  • Annie says she checked one of the $20 bills with the pen at work and it was perfect. Was this another offscreen thing? Because I’m still not clear about the moment in “Borderline” when she finally used the pen; I assumed at first it was one of Rio’s bills, but I couldn’t figure out how she would’ve snagged one from the warehouse.
  • Which seems like a worse idea: Ruby hiding the money in a box in the hallway closet or Beth hiding the money at the bottom of cereal boxes (under the bags) and dog food? I want to say Beth’s idea is legitimately much worse, but I can see Ruby getting caught first.
  • Ruby: “Who steals a receipt, anyway?”
    Annie: “Well, he wrote his number on it, so I guess he just didn’t want me to call him again.”
    Beth: “Isn’t it in your phone?”
    Annie: “Well, yeah, but—”
    Beth: “And who is this guy?!”
  • Beth is great at lying—especially with a clipboard—but none of the girls are good at names. Which is why Annie refers to Rio as “gang friend” (and also can’t determine between “Brad,” “Brian,” or “Brendan”) and Ruby thinks it’s “Ron.” Beth is the one who remembers his name... but based on the affair story she tells Agent Turner, that’s probably because she thinks a lot about Rio. Outside of gang friend status. I’m talking about sex.
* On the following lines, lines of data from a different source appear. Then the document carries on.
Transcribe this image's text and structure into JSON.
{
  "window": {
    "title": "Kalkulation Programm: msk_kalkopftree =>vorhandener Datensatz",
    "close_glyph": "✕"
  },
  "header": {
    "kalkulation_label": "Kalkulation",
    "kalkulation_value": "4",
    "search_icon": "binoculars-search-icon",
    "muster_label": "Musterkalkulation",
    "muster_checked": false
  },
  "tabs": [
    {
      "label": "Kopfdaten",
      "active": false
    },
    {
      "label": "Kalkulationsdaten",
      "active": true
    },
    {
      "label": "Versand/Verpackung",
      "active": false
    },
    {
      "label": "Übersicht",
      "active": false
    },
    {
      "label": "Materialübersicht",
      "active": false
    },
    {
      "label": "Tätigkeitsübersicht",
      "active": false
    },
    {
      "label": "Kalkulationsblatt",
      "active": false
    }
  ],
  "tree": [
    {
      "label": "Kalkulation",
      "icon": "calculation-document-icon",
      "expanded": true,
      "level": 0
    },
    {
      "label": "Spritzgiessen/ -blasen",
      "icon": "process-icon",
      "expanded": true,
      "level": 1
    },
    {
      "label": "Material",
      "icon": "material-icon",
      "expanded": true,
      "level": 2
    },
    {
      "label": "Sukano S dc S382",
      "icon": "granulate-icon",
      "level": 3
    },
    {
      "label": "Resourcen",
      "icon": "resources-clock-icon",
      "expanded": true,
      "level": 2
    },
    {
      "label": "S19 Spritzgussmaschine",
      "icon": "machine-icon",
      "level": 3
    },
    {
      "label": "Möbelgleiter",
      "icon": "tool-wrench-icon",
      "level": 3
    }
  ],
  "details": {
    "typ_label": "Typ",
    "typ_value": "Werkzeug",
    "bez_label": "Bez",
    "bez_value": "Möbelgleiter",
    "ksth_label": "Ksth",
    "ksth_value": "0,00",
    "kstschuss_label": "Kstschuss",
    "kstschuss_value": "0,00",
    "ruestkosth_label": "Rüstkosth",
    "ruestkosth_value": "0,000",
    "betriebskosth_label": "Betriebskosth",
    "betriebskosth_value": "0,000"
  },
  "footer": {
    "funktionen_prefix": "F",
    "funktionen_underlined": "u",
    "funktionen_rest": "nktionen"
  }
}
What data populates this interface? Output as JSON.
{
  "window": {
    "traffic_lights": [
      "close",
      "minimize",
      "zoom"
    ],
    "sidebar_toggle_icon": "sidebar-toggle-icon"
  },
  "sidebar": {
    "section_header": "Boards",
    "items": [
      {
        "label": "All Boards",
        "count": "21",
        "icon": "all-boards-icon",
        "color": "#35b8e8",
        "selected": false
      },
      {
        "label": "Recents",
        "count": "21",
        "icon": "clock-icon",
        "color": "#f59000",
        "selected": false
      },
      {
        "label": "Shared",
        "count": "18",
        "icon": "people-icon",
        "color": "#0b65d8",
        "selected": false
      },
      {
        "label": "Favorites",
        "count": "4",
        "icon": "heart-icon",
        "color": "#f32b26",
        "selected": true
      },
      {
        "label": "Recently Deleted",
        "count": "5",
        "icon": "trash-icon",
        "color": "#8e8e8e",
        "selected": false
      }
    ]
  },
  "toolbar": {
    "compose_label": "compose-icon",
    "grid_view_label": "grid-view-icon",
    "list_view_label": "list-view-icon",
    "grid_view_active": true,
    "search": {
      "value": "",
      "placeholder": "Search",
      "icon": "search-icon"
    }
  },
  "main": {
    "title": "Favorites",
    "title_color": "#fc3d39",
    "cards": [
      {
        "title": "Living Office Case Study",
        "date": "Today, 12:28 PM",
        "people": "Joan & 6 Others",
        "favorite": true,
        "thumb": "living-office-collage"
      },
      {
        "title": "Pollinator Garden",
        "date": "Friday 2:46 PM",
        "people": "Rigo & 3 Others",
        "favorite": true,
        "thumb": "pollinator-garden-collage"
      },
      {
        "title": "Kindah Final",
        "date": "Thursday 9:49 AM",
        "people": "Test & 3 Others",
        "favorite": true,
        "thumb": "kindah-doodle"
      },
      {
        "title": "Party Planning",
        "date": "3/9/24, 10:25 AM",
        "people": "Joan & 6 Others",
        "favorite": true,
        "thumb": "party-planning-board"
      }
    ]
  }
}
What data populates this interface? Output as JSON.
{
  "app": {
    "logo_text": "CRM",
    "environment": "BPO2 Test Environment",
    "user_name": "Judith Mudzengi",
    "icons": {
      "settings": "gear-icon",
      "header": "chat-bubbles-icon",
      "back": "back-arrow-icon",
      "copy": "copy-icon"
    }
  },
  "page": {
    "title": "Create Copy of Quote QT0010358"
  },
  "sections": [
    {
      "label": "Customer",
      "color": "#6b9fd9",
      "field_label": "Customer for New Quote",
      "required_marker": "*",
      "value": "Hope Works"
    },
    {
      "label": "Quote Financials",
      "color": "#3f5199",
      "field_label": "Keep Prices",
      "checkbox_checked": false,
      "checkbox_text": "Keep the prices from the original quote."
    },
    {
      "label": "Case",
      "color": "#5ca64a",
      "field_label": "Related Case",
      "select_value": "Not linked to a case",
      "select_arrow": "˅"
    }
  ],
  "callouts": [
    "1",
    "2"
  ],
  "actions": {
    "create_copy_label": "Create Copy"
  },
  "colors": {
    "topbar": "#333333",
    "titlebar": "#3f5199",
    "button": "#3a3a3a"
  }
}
  • Beth: “You think she doesn’t know. That state of that woman’s marriage was written all over her face. We didn’t have to tell her. She already knows.” So, did Beth know, deep down, that Dean had royally screwed her over before she found out? Does she at least have an inkling he’s faking cancer? Because he’s not exactly doing a good job with this lie.
  • I honestly wonder how Ruby and Stan’s son feels during all of this.

Contributor, The A.V. Club. Despite her mother's wishes, LaToya Ferguson is a writer living in Los Angeles. If you want to talk The WB's image campaigns circa 1999-2003, LaToya's your girl.